I open the closet to get the broom, and fume over the fact that whoever folded the sheets last time (probably me!) simply balled up all the fitted ones and stuffed them onto the shelf.  Once they’ve been properly sorted, I remember it’s been a week already and I shouldn’t have bothered folding all of them in the first place.

I race around the house, change all the beds, and return to the bathroom to throw the dirty sheets down the laundry chute—only to realize there’s still cat litter on the floor and I’m about to pee my pants. Oh, and the coffee shut off 45 minutes ago.

On these days, I realize that being a mom—whether you’re also a writer, a nurse, or a Starbucks barista—means accepting more than a few frustrations as part of our everyday lives. We do the things that our kids and our partners don’t even know we do, but would certainly notice if we didn’t.

I also realize, when things get so hectic I want to scream and hop a red-eye to somewhere with palm trees, that it’s one of the best parts of being a mom (or any variation of primary caretaker).

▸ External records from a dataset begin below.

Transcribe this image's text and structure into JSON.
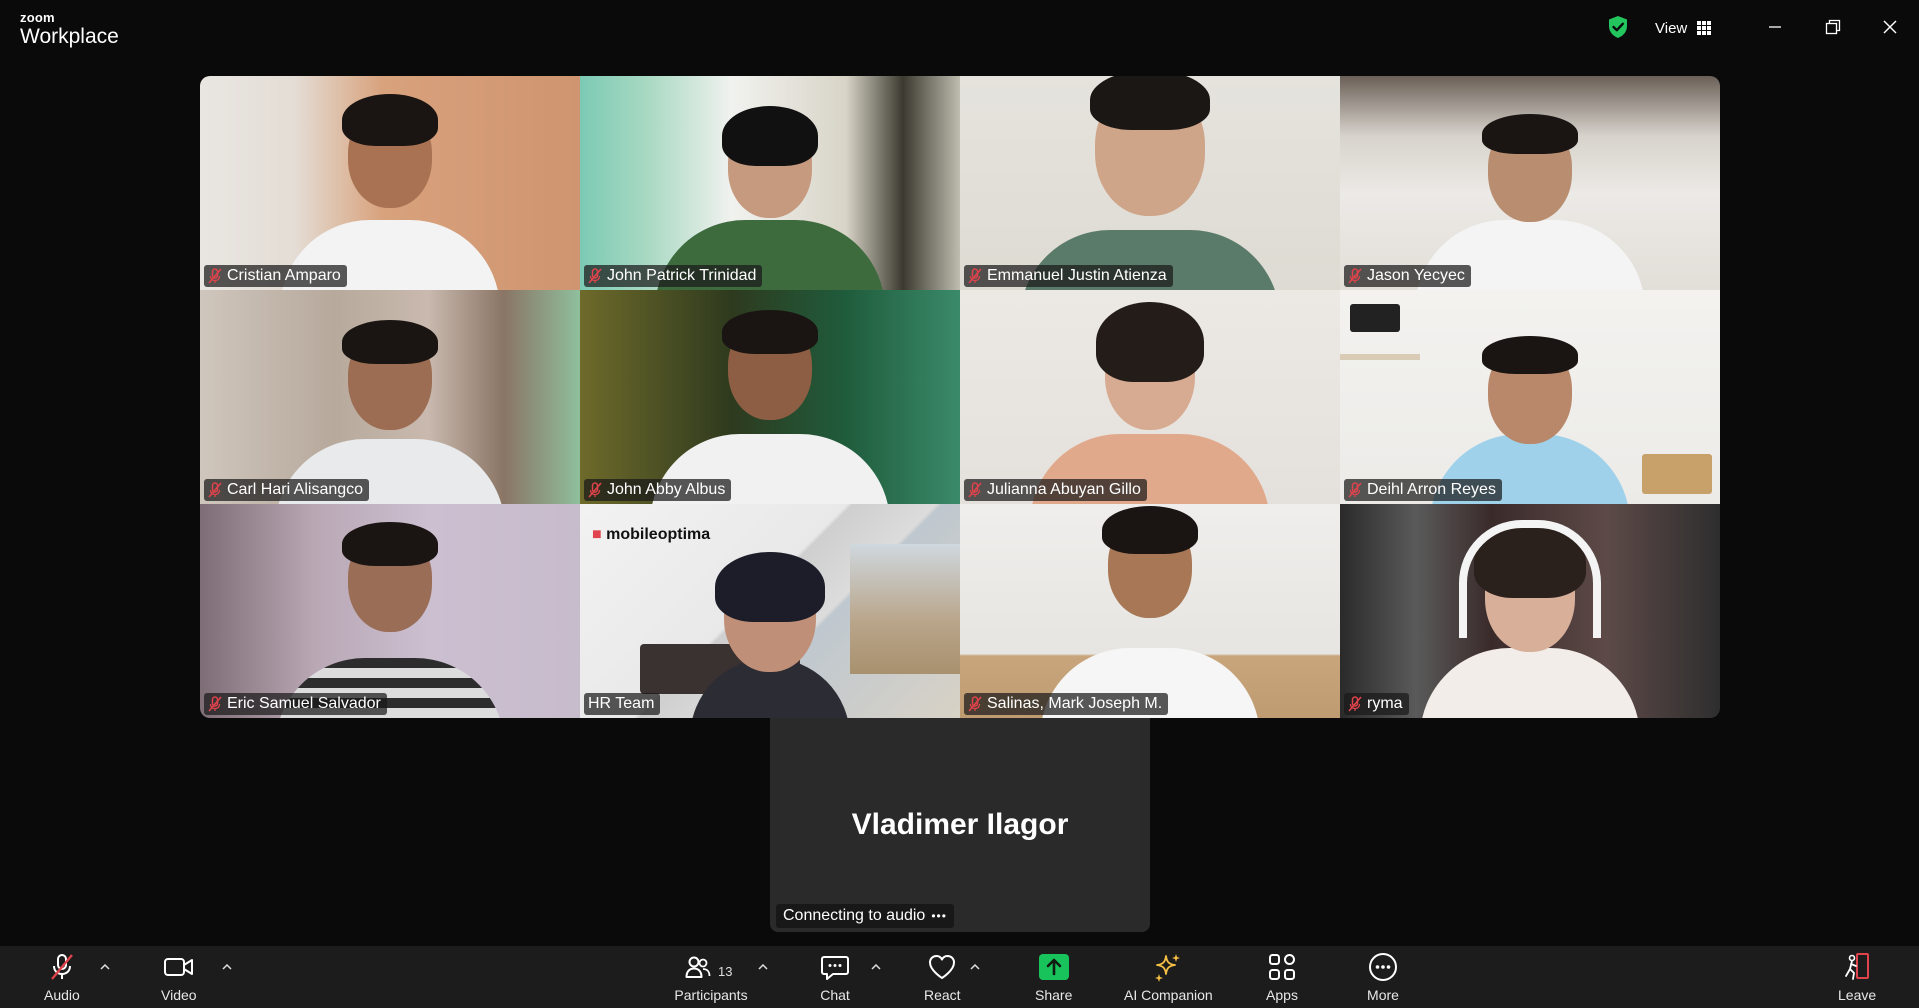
{
  "titlebar": {
    "brand_top": "zoom",
    "brand_bottom": "Workplace",
    "view_label": "View"
  },
  "participants": [
    {
      "name": "Cristian Amparo",
      "muted": true
    },
    {
      "name": "John Patrick Trinidad",
      "muted": true
    },
    {
      "name": "Emmanuel Justin Atienza",
      "muted": true
    },
    {
      "name": "Jason Yecyec",
      "muted": true
    },
    {
      "name": "Carl Hari Alisangco",
      "muted": true
    },
    {
      "name": "John Abby Albus",
      "muted": true
    },
    {
      "name": "Julianna Abuyan Gillo",
      "muted": true
    },
    {
      "name": "Deihl Arron Reyes",
      "muted": true
    },
    {
      "name": "Eric Samuel Salvador",
      "muted": true
    },
    {
      "name": "HR Team",
      "muted": false,
      "active_speaker": true,
      "logo_text": "mobileoptima"
    },
    {
      "name": "Salinas, Mark Joseph M.",
      "muted": true
    },
    {
      "name": "ryma",
      "muted": true
    }
  ],
  "connecting": {
    "name": "Vladimer Ilagor",
    "status": "Connecting to audio"
  },
  "toolbar": {
    "audio": "Audio",
    "video": "Video",
    "participants": "Participants",
    "participants_count": "13",
    "chat": "Chat",
    "react": "React",
    "share": "Share",
    "ai_companion": "AI Companion",
    "apps": "Apps",
    "more": "More",
    "leave": "Leave"
  },
  "colors": {
    "active_speaker": "#2ec95c",
    "share": "#19c35b",
    "shield": "#22c55e",
    "muted_red": "#e0434b",
    "leave": "#e0434b",
    "ai_companion": "#f5c044"
  }
}
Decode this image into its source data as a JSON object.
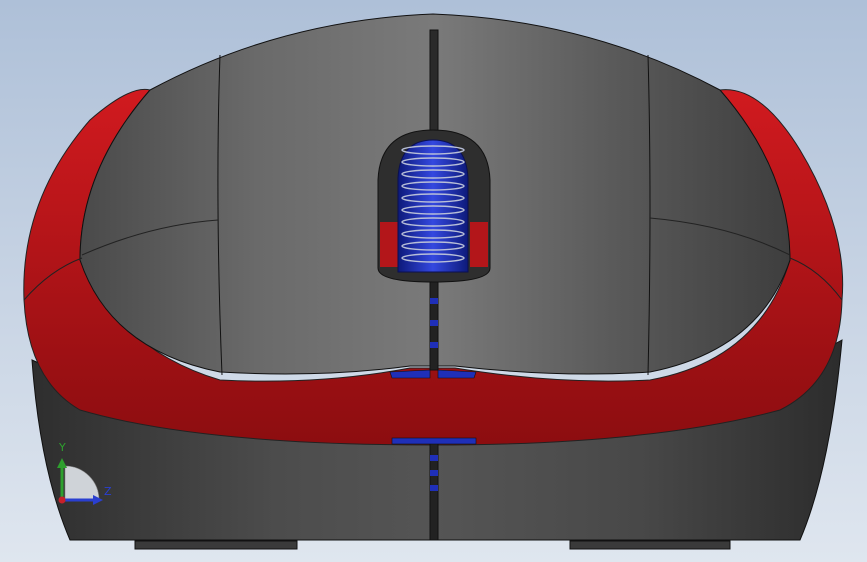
{
  "viewport": {
    "background_top": "#aec0d8",
    "background_bottom": "#dfe6ef"
  },
  "model": {
    "body_color": "#5b5b5b",
    "body_dark": "#3c3c3c",
    "accent_color": "#c0161b",
    "wheel_color": "#1f2fb8"
  },
  "triad": {
    "y_label": "Y",
    "z_label": "Z",
    "y_color": "#2ea02e",
    "z_color": "#2a3fd0",
    "x_color": "#c8202a"
  }
}
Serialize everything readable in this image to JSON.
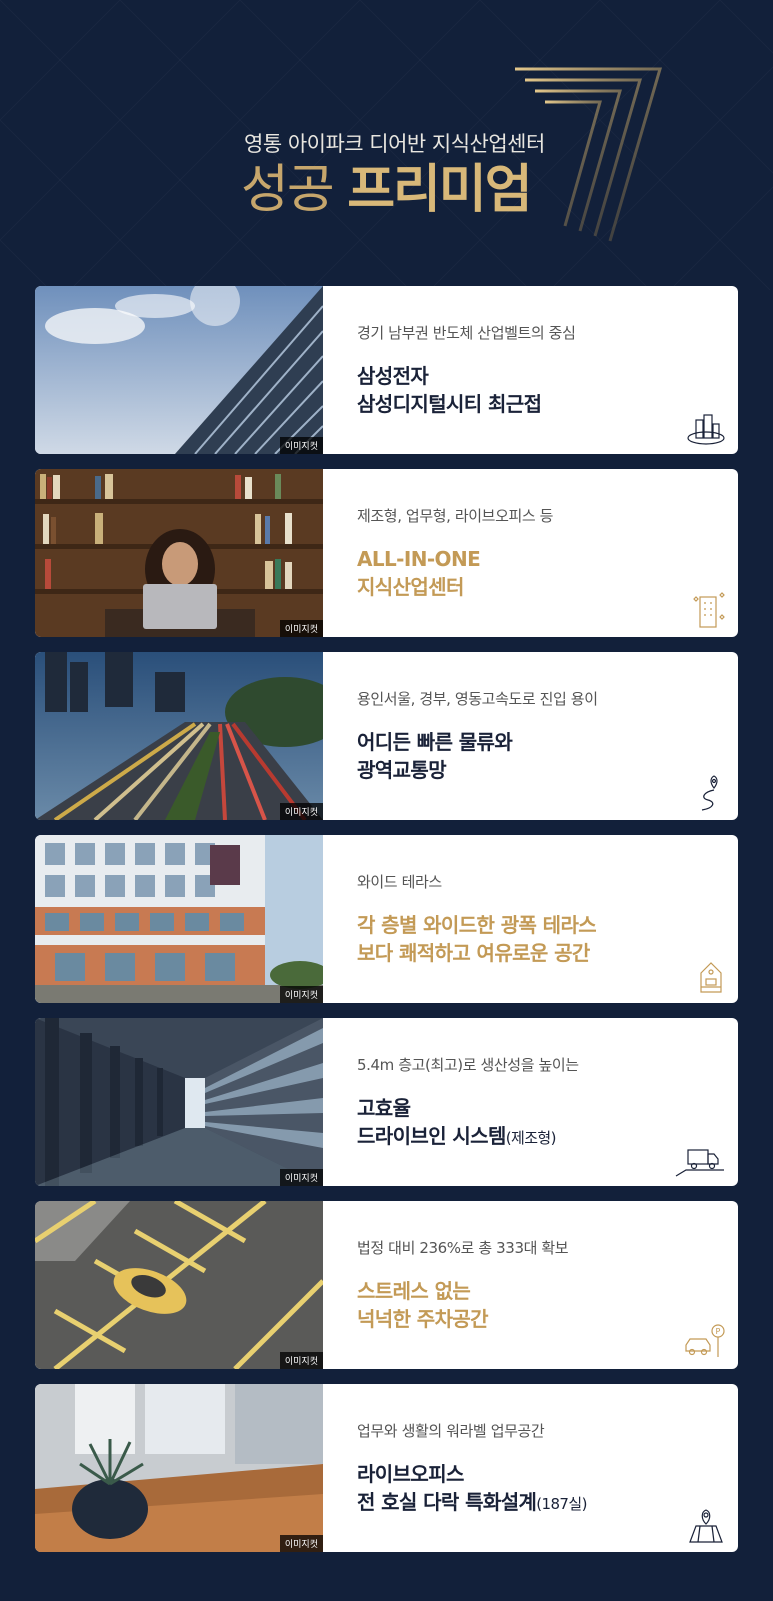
{
  "header": {
    "subtitle": "영통 아이파크 디어반 지식산업센터",
    "title_part1": "성공",
    "title_part2": "프리미엄",
    "emblem_number": "7"
  },
  "image_tag": "이미지컷",
  "cards": [
    {
      "desc": "경기 남부권 반도체 산업벨트의 중심",
      "line1": "삼성전자",
      "line2": "삼성디지털시티 최근접",
      "line2_suffix": "",
      "style": "navy",
      "icon": "city-buildings-icon",
      "photo": "glass-building-sky-photo"
    },
    {
      "desc": "제조형, 업무형, 라이브오피스 등",
      "line1": "ALL-IN-ONE",
      "line2": "지식산업센터",
      "line2_suffix": "",
      "style": "gold",
      "icon": "office-building-icon",
      "photo": "library-laptop-photo"
    },
    {
      "desc": "용인서울, 경부, 영동고속도로 진입 용이",
      "line1": "어디든 빠른 물류와",
      "line2": "광역교통망",
      "line2_suffix": "",
      "style": "navy",
      "icon": "route-pin-icon",
      "photo": "highway-night-photo"
    },
    {
      "desc": "와이드 테라스",
      "line1": "각 층별 와이드한 광폭 테라스",
      "line2": "보다 쾌적하고 여유로운 공간",
      "line2_suffix": "",
      "style": "gold",
      "icon": "house-icon",
      "photo": "terrace-building-photo"
    },
    {
      "desc": "5.4m 층고(최고)로 생산성을 높이는",
      "line1": "고효율",
      "line2": "드라이브인 시스템",
      "line2_suffix": "(제조형)",
      "style": "navy",
      "icon": "truck-icon",
      "photo": "concrete-corridor-photo"
    },
    {
      "desc": "법정 대비 236%로 총 333대 확보",
      "line1": "스트레스 없는",
      "line2": "넉넉한 주차공간",
      "line2_suffix": "",
      "style": "gold",
      "icon": "car-parking-icon",
      "photo": "parking-lot-car-photo"
    },
    {
      "desc": "업무와 생활의 워라벨 업무공간",
      "line1": "라이브오피스",
      "line2": "전 호실 다락 특화설계",
      "line2_suffix": "(187실)",
      "style": "navy",
      "icon": "map-pin-icon",
      "photo": "office-plant-photo"
    }
  ],
  "colors": {
    "background": "#12203a",
    "gold": "#c39a56",
    "navy_text": "#1a2238"
  }
}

I could choose to beat the people in my life over the head with all the tasks I complete in a day. Or, I could keep my little secret, and know that one day I’ll get a phone call.

I’m guessing it will be from my youngest, most docile child, but in my dreams it’s my oldest–the more, shall we say, challenging–one. His wife is away, and he’s been left with the kids, and he’s finally (finally!) figured out how lucky he was to have me.

Until then, I find my own ways to de-stress. I play video games on the Xbox while nobody is home. I listen to loud music while I clean, and sing at the top of my lungs. I take a glass of wine (that’s not quite as cheap as I made it out to be) into the bathtub and settle under a cloud of essential oil with a good novel (or a trashy magazine). And I try to write books that I hope will wind up in the tubs of all my comrades out there.  

Here’s hoping we all get that magical call one day.

<3 Erin Lynn